Know­ing how to im­prove anaer­o­bic thresh­old all starts with the ac­cu­mu­la­tion of data dur­ing some form of lactate test­ing pro­ce­dure. This gath­er­ing of data will help pro­vide a start­ing point and also some­thing to mea­sure your suc­cess against, show­ing an in­creased pace or power at thresh­old or an im­proved heart rate re­cov­ery.

You can as­sume that your anaer­o­bic thresh­old typ­i­cally falls be­tween 75-85 per cent of Max Heart Rate (MHR). There­fore, a sim­ple heart rate mon­i­tor might be the only thing you might need to help con­struct some train­ing pa­ram­e­ters.


Con­sis­tency is the key to im­prov­ing per­for­mance at lactate thresh­old. Triath­letes should aim to ac­cu­mu­late a lot of in­ter­vals com­pleted at steady work­load, which helps place the ap­pro­pri­ate amount of stress or load on the sys­tem. Since you can’t spend a lot of time work­ing above thresh­old, these train­ing in­ter­vals have to be at an in­ten­sity just be­low your thresh­old (5-10%).

In­ter­vals, for run­ning and cy­cling should progress from rel­a­tively short (5min) to longer (20min) du­ra­tions over the course of a train­ing cy­cle with re­cov­ery in­ter­vals set at ap­prox­i­mately one-third or half the time of the in­ter­val. The ini­tial fo­cus of the train­ing should be cen­tred on ac­cu­mu­lat­ing time with shorter in­ter­vals and mul­ti­ple re­peats be­fore mov­ing on to longer in­ter­vals with fewer rep­e­ti­tions.

Pro­gress­ing your train­ing ses­sions through­out the train­ing cy­cle is de­ter­mined by the in­di­vid­ual triath­lete. Length of in­ter­val and re­cov­ery time are the two most com­monly ma­nip­u­lated vari­ables. Both could be ad­justed over the course of a train­ing cy­cle, al­though it’s ad­vis­able to fo­cus on chang­ing just one.

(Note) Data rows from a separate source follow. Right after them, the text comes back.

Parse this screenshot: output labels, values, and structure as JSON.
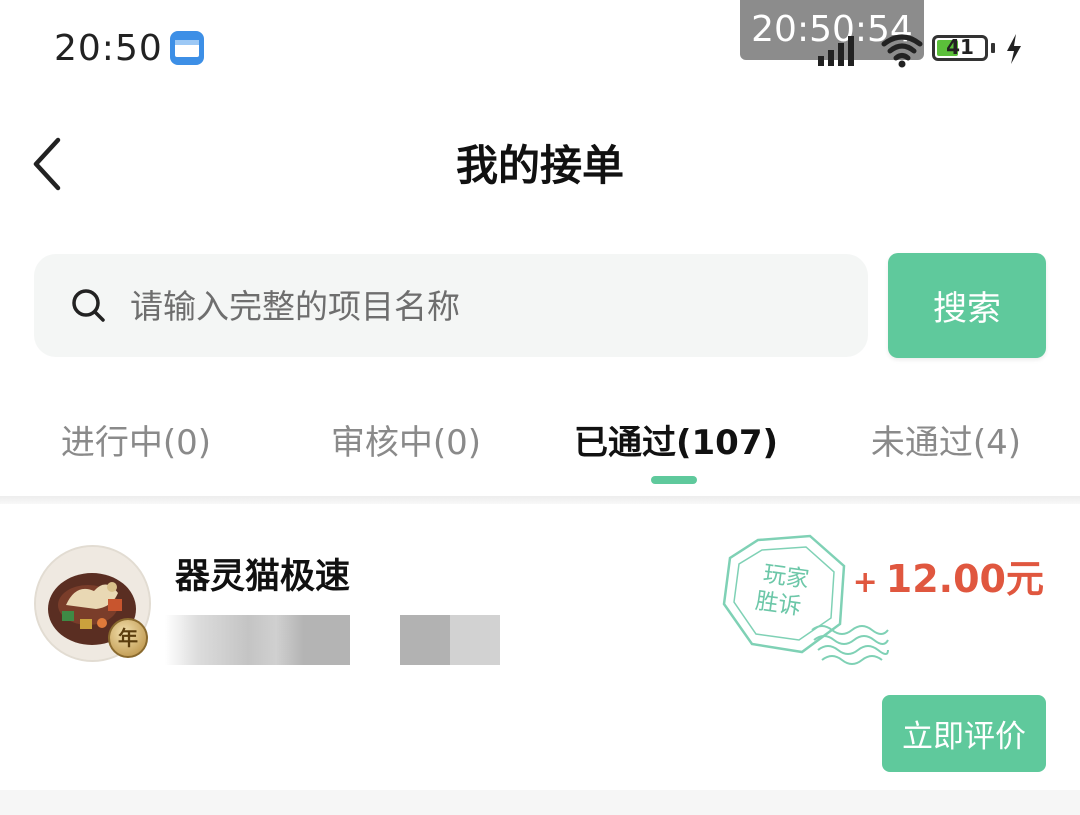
{
  "status_bar": {
    "time": "20:50",
    "clock_overlay": "20:50:54",
    "battery_level": "41",
    "icons": [
      "app-icon",
      "signal-icon",
      "wifi-icon",
      "battery-icon",
      "charging-icon"
    ]
  },
  "header": {
    "title": "我的接单",
    "back_icon": "chevron-left-icon"
  },
  "search": {
    "placeholder": "请输入完整的项目名称",
    "value": "",
    "button_label": "搜索"
  },
  "tabs": [
    {
      "label": "进行中(0)",
      "active": false
    },
    {
      "label": "审核中(0)",
      "active": false
    },
    {
      "label": "已通过(107)",
      "active": true
    },
    {
      "label": "未通过(4)",
      "active": false
    }
  ],
  "orders": [
    {
      "name": "器灵猫极速",
      "amount_sign": "+",
      "amount": "12.00元",
      "stamp_text_line1": "玩家",
      "stamp_text_line2": "胜诉",
      "badge": "年",
      "action_label": "立即评价"
    }
  ],
  "colors": {
    "accent": "#5fc99c",
    "amount": "#e0573f",
    "stamp": "#7fd1b5"
  }
}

It is worth record­ing, chart­ing and analysing all thresh­old runs. Dis­tance cov­ered, peak/aver­age heart rates, re­cov­ery heart rates as this is all use­ful data when as­sess­ing the suc­cess of the train­ing cy­cle.

It re­quires phys­i­cal and men­tal ex­er­tion to main­tain the qual­ity of in­ter­val and work be­ing done. As a re­sult of this, some com­mon phys­i­cal char­ac­ter­is­tics might be ex­pe­ri­enced. These shouldn’t be chased but may sig­nify that ex­er­cise in­ten­sity is ap­pro­pri­ate.

Ex­am­ples in­clude, men­tally tax­ing, sen­sa­tion of moder­ate-high leg ef­fort/ fa­tigue and con­tin­u­ous con­ver­sa­tion dif­fi­culty due to the depth and fre­quency of breath­ing.

Re­mem­ber adap­ta­tion (progress) is un­likely to oc­cur with­out the pres­ence of suf­fi­cient re­cov­ery. This type of train­ing is tax­ing on the body, there­fore it’s best to put a light en­durance/ac­tive re­cov­ery day in be­tween lactate train­ing days.

Train­ing to im­prove your thresh­olds is a valu­able and some­times nec­es­sary process. It helps all triath­letes un­der­stand, em­brace and utilise the train­ing meth­ods that can limit their com­pet­i­tive per­for­mance. While im­prov­ing your per­for­mance at lactate thresh­old might make a dif­fer­ence if at some point the race comes down to a sprint, the real im­por­tance of all the train­ing is an in­creased re­sis­tance to fa­tigue along­side and in­creased abil­ity to buf­fer the ef­fects of in­creas­ing lactate pro­duc­tion.

Don’t hit the wall, drive right through it.

Newspapers in English

Newspapers from Australia

© PressReader. All rights reserved.